The 2013 Miami Hurricanes: Elite Offense

By: Shasky Clarke

 

The Miami Hurricanes’ offense lacks any significant weakness. Between its elite offensive line, an effective and talented senior quarterback, and depth at the wide receiver position, the offense should have no real problems putting points on the board. Here, the offense’s story lines as well as the star players residing on the unit will be discussed.

 

Elite Offensive Line

 

Sophomore left tackle Ereck Flowers – 6’6” 312. Junior left guard Malcolm Bunche – 6’7” 327. Junior center Shane McDermott – 6’4” 296. Senior right guard Brandon Linder – 6’6” 319. Senior right tackle Seantrel Henderson – 6’8” 332. Oh and junior Jonathan Feliciano, at 6’5” 318 pounds, can reliably fill in at guard.

 

The heights and weights are rough figures. But in any case, Miami houses what would be one of the biggest offensive lines … in the National Football League. They are not only massive, thoroughly opening up running lanes. They are mobile as well.

 

Even as they endured injuries to a couple guys, defenses sacked Stephen Morris a mere 17 times in 2012. And although Morris attempted over 100 more passes than Alabama’s A.J. McCarron, McCarron was still sacked 22 times behind what some pundits hastily deemed “the best offensive line in college football history.”

 

When pointing out the potency and balance of Miami’s offense, much of the attention is paid to mature, live-armed returning senior Stephen Morris, electrifying All-American talent Duke Johnson and Phillip Dorsett’s lethal 4.29 forty speed. But it is a wonder how the Hurricane offensive line isn’t the focus, given the noted value and credit hyped on Alabama’s and Notre Dame’s units in their own title chases last year.

 

Baller, Signal-Caller

 

QB Stephen Morris 602 215, Senior

 

Senior Stephen Morris has a chance to take a substantial leap in status as the leader and field general of what should be an elite offense. Protected by an excellent offensive line and buoyed by a deep, versatile and explosive cast of weapons, his strengths and weaknesses will be on clear display.
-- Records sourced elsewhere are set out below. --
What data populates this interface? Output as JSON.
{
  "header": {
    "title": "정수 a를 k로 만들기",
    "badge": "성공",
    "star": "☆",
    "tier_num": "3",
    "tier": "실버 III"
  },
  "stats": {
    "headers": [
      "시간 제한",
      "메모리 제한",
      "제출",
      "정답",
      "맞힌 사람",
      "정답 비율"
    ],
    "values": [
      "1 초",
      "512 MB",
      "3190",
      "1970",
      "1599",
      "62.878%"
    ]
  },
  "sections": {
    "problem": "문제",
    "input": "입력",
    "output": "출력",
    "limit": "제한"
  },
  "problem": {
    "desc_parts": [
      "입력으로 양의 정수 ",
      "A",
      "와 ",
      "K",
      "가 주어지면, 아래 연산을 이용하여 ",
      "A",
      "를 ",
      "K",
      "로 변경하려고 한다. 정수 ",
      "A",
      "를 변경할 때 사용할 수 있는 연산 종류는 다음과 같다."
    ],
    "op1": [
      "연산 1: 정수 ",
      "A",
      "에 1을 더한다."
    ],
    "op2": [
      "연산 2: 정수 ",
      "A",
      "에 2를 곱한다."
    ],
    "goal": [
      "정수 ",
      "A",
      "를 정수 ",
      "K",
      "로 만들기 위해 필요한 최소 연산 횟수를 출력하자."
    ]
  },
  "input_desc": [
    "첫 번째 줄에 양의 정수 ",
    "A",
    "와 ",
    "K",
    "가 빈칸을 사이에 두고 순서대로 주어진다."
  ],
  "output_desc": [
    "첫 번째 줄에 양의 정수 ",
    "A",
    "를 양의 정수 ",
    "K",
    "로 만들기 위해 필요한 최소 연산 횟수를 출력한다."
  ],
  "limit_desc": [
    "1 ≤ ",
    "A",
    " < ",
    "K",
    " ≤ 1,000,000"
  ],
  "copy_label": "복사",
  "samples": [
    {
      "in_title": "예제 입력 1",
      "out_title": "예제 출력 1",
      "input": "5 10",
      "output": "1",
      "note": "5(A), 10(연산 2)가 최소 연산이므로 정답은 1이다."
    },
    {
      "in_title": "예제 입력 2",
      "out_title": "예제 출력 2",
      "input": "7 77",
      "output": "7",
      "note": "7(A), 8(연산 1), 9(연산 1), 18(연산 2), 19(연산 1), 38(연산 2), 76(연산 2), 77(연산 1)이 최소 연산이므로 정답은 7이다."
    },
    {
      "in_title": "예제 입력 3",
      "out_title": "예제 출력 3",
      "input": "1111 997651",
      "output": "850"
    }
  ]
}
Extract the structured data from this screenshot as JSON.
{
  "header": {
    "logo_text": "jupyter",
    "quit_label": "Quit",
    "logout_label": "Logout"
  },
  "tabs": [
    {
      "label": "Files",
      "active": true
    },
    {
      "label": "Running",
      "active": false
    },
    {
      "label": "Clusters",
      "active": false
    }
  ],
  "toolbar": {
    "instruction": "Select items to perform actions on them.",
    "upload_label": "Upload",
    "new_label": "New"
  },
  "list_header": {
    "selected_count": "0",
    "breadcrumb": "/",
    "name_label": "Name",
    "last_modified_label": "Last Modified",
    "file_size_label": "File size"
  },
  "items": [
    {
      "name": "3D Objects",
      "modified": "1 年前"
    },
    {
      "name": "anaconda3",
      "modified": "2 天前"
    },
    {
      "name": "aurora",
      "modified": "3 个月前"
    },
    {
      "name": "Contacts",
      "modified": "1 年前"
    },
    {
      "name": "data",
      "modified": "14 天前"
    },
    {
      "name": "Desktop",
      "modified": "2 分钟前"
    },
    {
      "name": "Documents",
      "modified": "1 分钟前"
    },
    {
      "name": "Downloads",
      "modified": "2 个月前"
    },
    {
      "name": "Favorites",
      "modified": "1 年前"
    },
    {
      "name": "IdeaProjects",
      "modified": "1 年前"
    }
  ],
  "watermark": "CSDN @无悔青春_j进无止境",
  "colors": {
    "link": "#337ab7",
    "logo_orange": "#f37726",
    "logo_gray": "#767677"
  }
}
Morris is somewhat of a late bloomer who has not been consistently efficient over the course of his career. He possesses an excellent arm with top zip around the field. He has shown the ability to make stunningly difficult throw after throw into tight spots. He’s athletic enough to take off for yardage.
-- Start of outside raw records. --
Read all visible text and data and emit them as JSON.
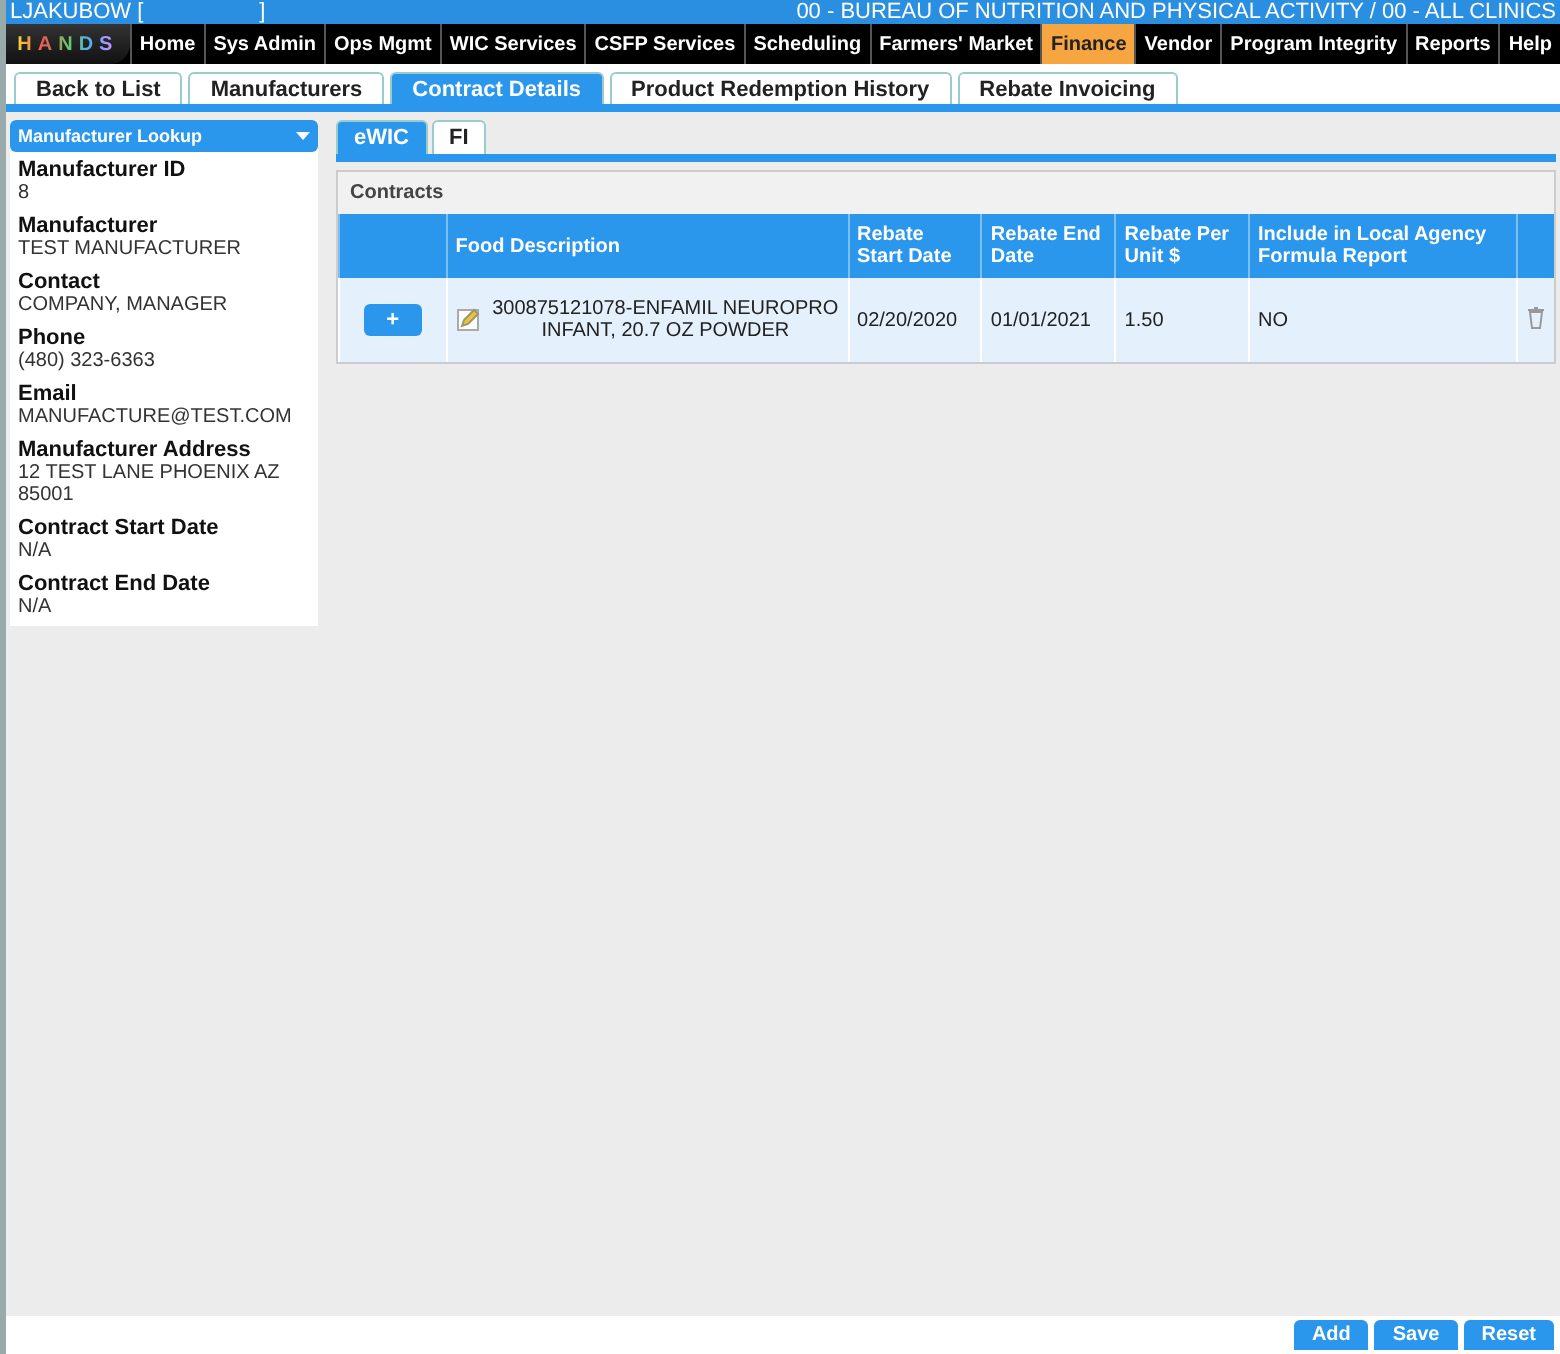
{
  "header": {
    "user": "LJAKUBOW [",
    "user_end": "]",
    "agency": "00 - BUREAU OF NUTRITION AND PHYSICAL ACTIVITY / 00 - ALL CLINICS",
    "logo": "HANDS"
  },
  "menu": [
    {
      "label": "Home",
      "selected": false
    },
    {
      "label": "Sys Admin",
      "selected": false
    },
    {
      "label": "Ops Mgmt",
      "selected": false
    },
    {
      "label": "WIC Services",
      "selected": false
    },
    {
      "label": "CSFP Services",
      "selected": false
    },
    {
      "label": "Scheduling",
      "selected": false
    },
    {
      "label": "Farmers' Market",
      "selected": false
    },
    {
      "label": "Finance",
      "selected": true
    },
    {
      "label": "Vendor",
      "selected": false
    },
    {
      "label": "Program Integrity",
      "selected": false
    },
    {
      "label": "Reports",
      "selected": false
    },
    {
      "label": "Help",
      "selected": false
    }
  ],
  "tabs": [
    {
      "label": "Back to List",
      "selected": false
    },
    {
      "label": "Manufacturers",
      "selected": false
    },
    {
      "label": "Contract Details",
      "selected": true
    },
    {
      "label": "Product Redemption History",
      "selected": false
    },
    {
      "label": "Rebate Invoicing",
      "selected": false
    }
  ],
  "sidebar": {
    "lookup": "Manufacturer Lookup",
    "fields": [
      {
        "label": "Manufacturer ID",
        "value": "8"
      },
      {
        "label": "Manufacturer",
        "value": "TEST MANUFACTURER"
      },
      {
        "label": "Contact",
        "value": "COMPANY, MANAGER"
      },
      {
        "label": "Phone",
        "value": "(480) 323-6363"
      },
      {
        "label": "Email",
        "value": "MANUFACTURE@TEST.COM"
      },
      {
        "label": "Manufacturer Address",
        "value": "12 TEST LANE PHOENIX AZ 85001"
      },
      {
        "label": "Contract Start Date",
        "value": "N/A"
      },
      {
        "label": "Contract End Date",
        "value": "N/A"
      }
    ]
  },
  "subtabs": [
    {
      "label": "eWIC",
      "selected": true
    },
    {
      "label": "FI",
      "selected": false
    }
  ],
  "contracts": {
    "title": "Contracts",
    "columns": [
      "Food Description",
      "Rebate Start Date",
      "Rebate End Date",
      "Rebate Per Unit $",
      "Include in Local Agency Formula Report"
    ],
    "rows": [
      {
        "expand": "+",
        "food": "300875121078-ENFAMIL NEUROPRO INFANT, 20.7 OZ POWDER",
        "start": "02/20/2020",
        "end": "01/01/2021",
        "rebate": "1.50",
        "include": "NO"
      }
    ]
  },
  "buttons": [
    "Add",
    "Save",
    "Reset"
  ]
}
Consistency, however, is the key. The biggest question is whether he can be more consistently accurate, especially on short and intermediate tosses where he can lose some precision. He could also be more consistent surveying the field and going through his progressions from the pocket. Further making life harder, he has below average height and overall bulk for the position.

The reality is that the Canes’ passing game will be just fine if Stephen Morris performs the way he did in 2012, stretching the field, completing 58% of his passes and only throwing seven interceptions. The team doesn’t absolutely need him to improve. Nonetheless, he does have a unique skill set and that, with some added consistency, could help vault him higher into the conversation as one of the top senior quarterbacks in the 2014 NFL Draft class.

Deep Receivers

The trio of 5’9” junior Phillip Dorsett, 6’3” senior Allen Hurns and 6’1” sophomore Herb Waters lead a deep and talented group of wideouts. Behind them are 6’2” junior Rashawn Scott, 6’3” redshirt freshman Jontavious Carter, recovered sophomore Malcolm Lewis and 6’1” freshman stud Stacy Coley.

The Hurricanes receivers all get open, and, outside of Dorsett’s propensity for drops at times, possess the ball skills to comfortably pluck and make plays after the catch.

Herb Waters, in particular, is the guy to watch. He’s fluid, explosive with terrific change-of-direction skills. In his short career, he has already shown the ability to be a game breaker and, by the end of the season, could be the face of this receiving group.

 

Heroes

 

RB Duke Johnson 509 195, Soph. :

 

Well-rounded back with all the tools to be an elite NFL running back. Has excellent speed, balance and open field elusiveness. Possesses underrated strength and can be difficult to bring down. Is also a polished, versatile weapon out of the backfield, and game breaking threat on returns.

 

TE Clive Walford 604 260, Jr. :

 

Prototypically-sized, physical and smooth athlete capable of consistently stretching the field and creating separation.

 

RG Brandon Linder 606 320, Sr. :

 

Sound, physical player with elite strength and bulk as well as good footwork.

 

RT Seantrel Henderson 608 332, Sr. :

 

Mammoth, well-proportioned athlete with the surprising athleticism and feet to be a consistent pass protector, particularly on the right side.